Sedation is frequently required for mechanically ventilated intensive care unit (ICU) patients to reduce anxiety, provide comfort, and assist in providing optimal respiratory support. It is estimated that each year, there are nearly 1 million U.S. patients treated with a continuous, intravenous sedative in an ICU setting.
A University of Utah study shows for the first time that continuous infusion benzodiazepines – a class of sedatives that includes lorazepam and midazolam, once considered the standard of care in the ICU – are linked to an increased likelihood of death among patients who receive mechanical ventilation, when compared to the sedative propofol. The research was published in the American Journal of Respiratory Critical Care Medicine (AJRCCM).

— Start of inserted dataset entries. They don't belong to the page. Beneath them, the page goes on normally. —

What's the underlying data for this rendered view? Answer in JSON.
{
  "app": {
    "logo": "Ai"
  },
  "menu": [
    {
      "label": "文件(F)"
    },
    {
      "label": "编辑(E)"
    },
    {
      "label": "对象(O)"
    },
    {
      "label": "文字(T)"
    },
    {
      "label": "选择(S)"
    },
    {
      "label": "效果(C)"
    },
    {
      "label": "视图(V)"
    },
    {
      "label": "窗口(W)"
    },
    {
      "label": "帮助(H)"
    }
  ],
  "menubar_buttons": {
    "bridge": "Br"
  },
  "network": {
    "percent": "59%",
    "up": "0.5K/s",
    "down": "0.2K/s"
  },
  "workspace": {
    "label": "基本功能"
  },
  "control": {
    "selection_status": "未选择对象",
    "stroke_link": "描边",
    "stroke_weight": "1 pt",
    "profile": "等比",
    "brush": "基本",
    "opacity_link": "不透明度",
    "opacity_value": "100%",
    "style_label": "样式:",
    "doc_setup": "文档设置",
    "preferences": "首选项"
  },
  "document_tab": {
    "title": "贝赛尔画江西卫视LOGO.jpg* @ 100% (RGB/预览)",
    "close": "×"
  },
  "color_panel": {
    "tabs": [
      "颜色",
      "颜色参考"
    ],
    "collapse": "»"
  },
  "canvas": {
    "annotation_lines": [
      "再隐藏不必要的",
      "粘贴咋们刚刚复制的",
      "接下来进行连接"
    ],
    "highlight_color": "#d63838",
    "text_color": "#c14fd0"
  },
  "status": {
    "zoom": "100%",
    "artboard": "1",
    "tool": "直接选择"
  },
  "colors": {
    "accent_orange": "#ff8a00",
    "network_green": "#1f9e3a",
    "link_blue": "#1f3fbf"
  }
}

"We found there are better, safer ways than benzodiazepines to sedate people that can still deliver all the sedation you need while minimizing some of the complications associated with mechanical ventilation," says senior author Richard Barton, M.D., professor of surgery and director of the surgical intensive care unit (SICU) at University of Utah Hospital.
The authors analyzed data on 13,692 mechanically ventilated patients from 104 U.S. hospitals during the years 2003 – 2009. They found that overall ICU mortality was 19.7 percent in propofol treated patients as compared to 28.8 percent in midazolam treated patients, and 19.3 percent for propofol compared to 25.2 percent for lorazepam treated patients. Those treated with benzodiazepines also spent significantly more time on mechanical ventilation, and a longer time in the ICU.

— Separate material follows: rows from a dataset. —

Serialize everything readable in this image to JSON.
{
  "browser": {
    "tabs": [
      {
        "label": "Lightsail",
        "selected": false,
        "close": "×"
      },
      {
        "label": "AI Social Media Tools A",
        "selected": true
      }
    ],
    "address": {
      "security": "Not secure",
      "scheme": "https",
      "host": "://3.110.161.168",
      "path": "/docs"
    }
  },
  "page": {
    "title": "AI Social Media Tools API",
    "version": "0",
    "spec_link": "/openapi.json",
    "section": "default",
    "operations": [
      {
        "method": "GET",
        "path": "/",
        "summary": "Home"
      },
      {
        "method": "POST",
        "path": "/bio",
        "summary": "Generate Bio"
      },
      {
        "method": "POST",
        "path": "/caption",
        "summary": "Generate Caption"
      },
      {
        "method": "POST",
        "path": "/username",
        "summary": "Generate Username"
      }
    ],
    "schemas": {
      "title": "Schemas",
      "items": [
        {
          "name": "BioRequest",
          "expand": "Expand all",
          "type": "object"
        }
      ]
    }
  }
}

"Patients with renal failure and liver dysfunction have trouble clearing benzodiazepines and are more likely to be over-sedated," explains the principal author Nick Lonardo, Pharm.D. pharmacy clinical care coordinator for the SICU. "By staying on a ventilator longer, this puts patients at higher risk for developing ventilator-associated pneumonia and many of the other complications, including delirium, that come from being sedated for long periods in an ICU."
Although this is the first study to associate benzodiazepines with increased mortality, a number of smaller studies suggest that this class of drugs is associated with other adverse outcomes, especially delirium. Separate studies have linked delirium seen in the ICU to an increased risk for death. These smaller reports have already triggered a drop in the use of benzodiazepines over the last 10 years. This study found that within the data from the 104 intensive care units analyzed, there were nearly three times as many patients treated with propofol as compared to benzodiazepines.

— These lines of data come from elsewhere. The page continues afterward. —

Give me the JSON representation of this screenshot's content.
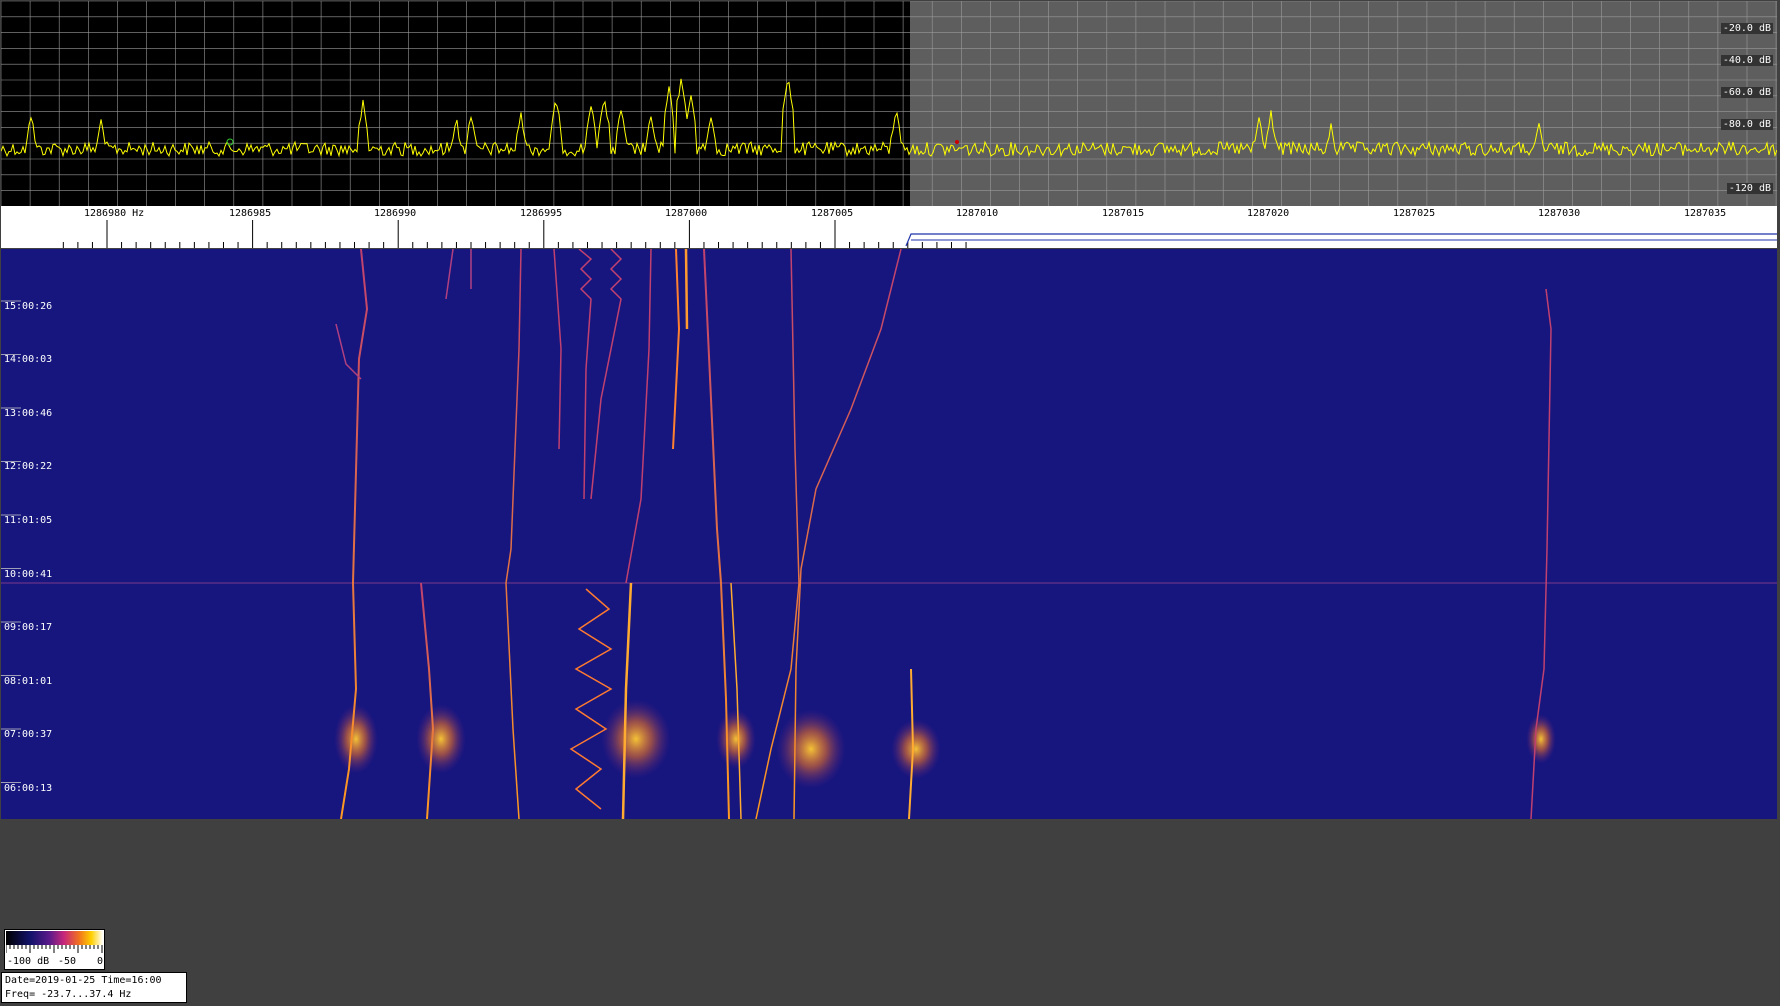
{
  "spectrum": {
    "db_labels": [
      "-20.0 dB",
      "-40.0 dB",
      "-60.0 dB",
      "-80.0 dB",
      "-120 dB"
    ],
    "trace_color": "#ffff00",
    "grid_color": "#aaaaaa",
    "left_background": "#000000",
    "right_background": "#606060"
  },
  "ruler": {
    "freq_labels": [
      "1286980 Hz",
      "1286985",
      "1286990",
      "1286995",
      "1287000",
      "1287005",
      "1287010",
      "1287015",
      "1287020",
      "1287025",
      "1287030",
      "1287035"
    ]
  },
  "waterfall": {
    "background": "#14147a",
    "time_labels": [
      "15:00:26",
      "14:00:03",
      "13:00:46",
      "12:00:22",
      "11:01:05",
      "10:00:41",
      "09:00:17",
      "08:01:01",
      "07:00:37",
      "06:00:13"
    ]
  },
  "colorbar": {
    "labels": [
      "-100 dB",
      "-50",
      "0"
    ]
  },
  "info": {
    "date_line": "Date=2019-01-25 Time=16:00",
    "freq_line": "Freq= -23.7...37.4 Hz"
  }
}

Nevertheless, benzodiazepines are still the sedative of choice in some U.S. hospitals, and based on surveys, may be extensively used internationally. This is largely because these drugs are generic and less expensive than other sedatives. The authors of this study indicate that while there are patient-specific uses for benzodiazepines in the ICU and hospital, they should not be the routine agent of choice for sedation.
The study, reviewed in AJRCCM by Timothy Girard, M.D., and Benjamin Ferrell, M.D., of Vanderbilt University, notes that "theirs [Lonardo and colleagues] is the first study to also suggest that sedation with propofol rather than midazolam or lorazepam might reduce short-term mortality." When contacted, Ferrell added, "Previous studies have shown significant differences in non-mortality endpoints, which are important, but finding strategies that can improve survival is the ultimate goal."
A collaboration between SICU clinicians, data experts, and statisticians, this study is the largest comparative effectiveness analysis of its kind to investigate the outcomes of commonly used sedatives in mechanically ventilated ICU patients. The authors hope their work will help convince critical care clinicians around the world that use of propofol can, most importantly, saves lives, but also lower rates of associated complications, and consequently decrease health care costs.
The article "Propofol is associated with favorable outcomes compared with benzodiazepines in ventilated intensive care unit patients" by Lonardo NW, Mone MC, Nirula R, Kimball EJ, Ludwig K, Zhou X, Sauer BC, Nechodom K, Teng C, Barton RG, was published in the American Journal of Respiratory Clinical Care Medicine
American Journal of Respiratory and Critical Care Medicine